    Carter Moss,

    In regards to your recent short column blurb review in reference to the Chicagoland based band, Stonewave, the review was pretty positive, as well it should be. Until I read the part in which you made comparison of Stonewave to “early Alice in Chains.” Are you serious???? Did you make this comparison based on the first hard rock band name that entered your mind or a total lack of any music knowledge what-so-ever?

    Before I proceed, I feel it necessary to explain that I am; have been a fan of AIC since day 1. To this day, they still remain one of my favorite bands of all time.

    Now, in regards to you comparing Stonewave to AIC, you couldn’t be more wrong. And by doing so, you have just set an expectation for those that read your article, yet never heard Stonewave as of yet to buy the CD, expecting a sound like “early AIC,” only to find it doesn’t exist. I feel the need to express that buy this extremely irresponsible comparison, YOU have sold the band Stonewave short of their own greatness & originality.

    You also wrote, “What the songs lack in depth, memorable hooks and passionate vocals more than balances it all out.” While at the same time, calling them a “no-frills rock n roll” band. Isn’t that redundant? Did you spend any more than a minute writing this review?

    Not to mention the fact, that once again, you are wrong. This band is filled with memorable hooks. Songs such as: Sign of Life, No More, By your Side; Beautiful, as a few examples. As well as the songwriting & hooks of both By your Side; Beautiful should be radio hits with the exception that Chicago Radio rarely recognizes nor promotes their own unsigned, local bands.

    The Chicago music market is, sadly, a dead market which is a true shame for ALL the great bands that deserve to be noticed.
    I must say, I put a portion of the blame on critics, such as yourself, who listen to a CD (probably once)and then take all of about 5 minutes to write a review that is mid-leading and inaccurate!!!

    If you wonder why I am writing this letter so upset, it’s because, Stonewave is one of my favorite bands of the Chicagoland area. Why? Because of talent; originality. I work with many bands and that’s NOT a statement I make other than a handful of bands. I’ve listened to Stonewave’s CD many times since it came out. I have worked with the band and have become personal friends of the band since the inception of all proceeded mentioned.

    I am NOT defending this band because I know them and truly like them.
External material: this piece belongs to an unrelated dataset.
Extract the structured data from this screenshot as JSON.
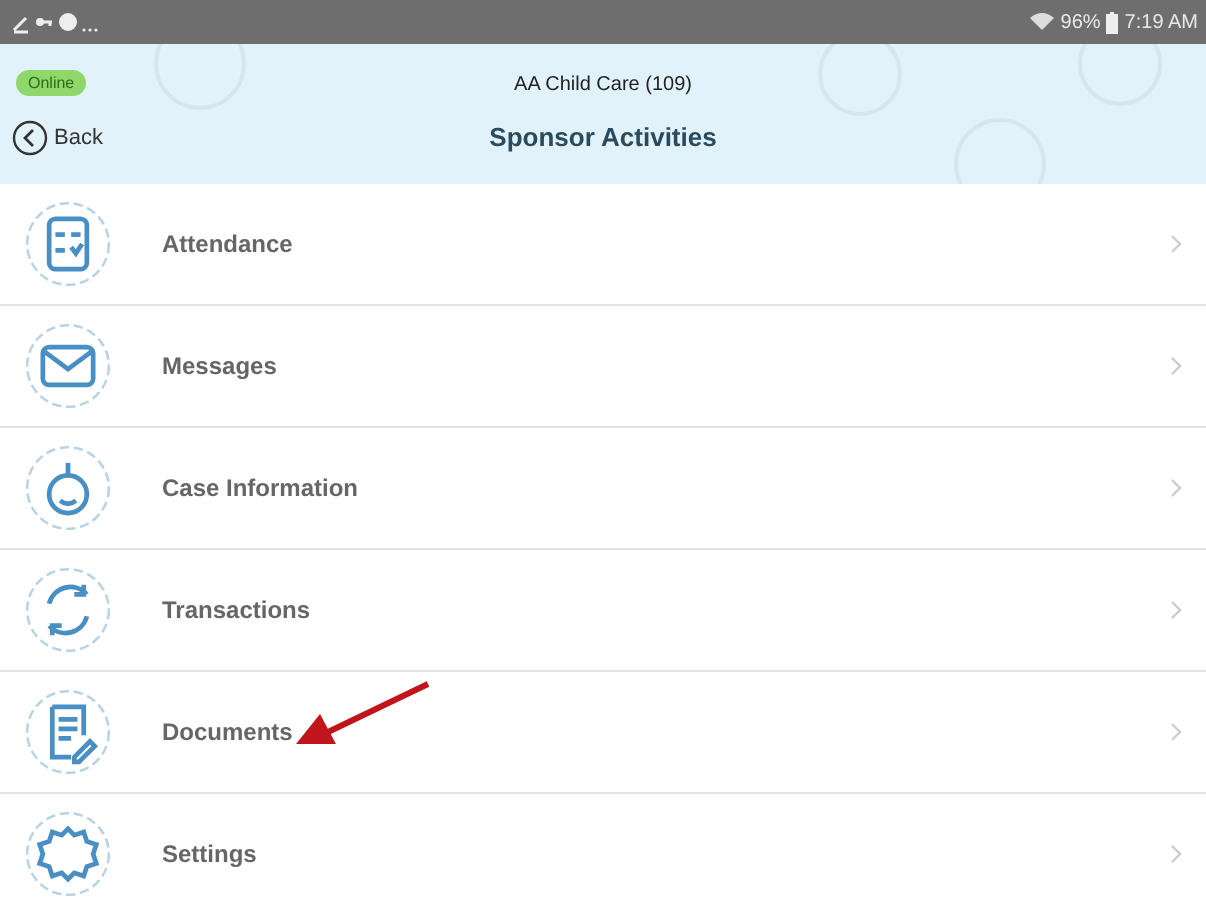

I am defending this band because your review was completely inaccurate and irresponsible.

    You need to do a better job in the future! These bands work their butts off, for virtually no pay-out but the love of their music. They deserve better and much more accurate attention when it comes to attention (including reviews) in regards to their band and their music and part of that responsibility and blame belongs to you. your based opinion is one thing but your complete lack of accurate statements is another and (as I stated before) takes away proper and accurate attention to the band you write about.

    I expect your response, which I more than welcome, as I’d love to hear how you justify all of this.

    – Dozer Mudshellmusic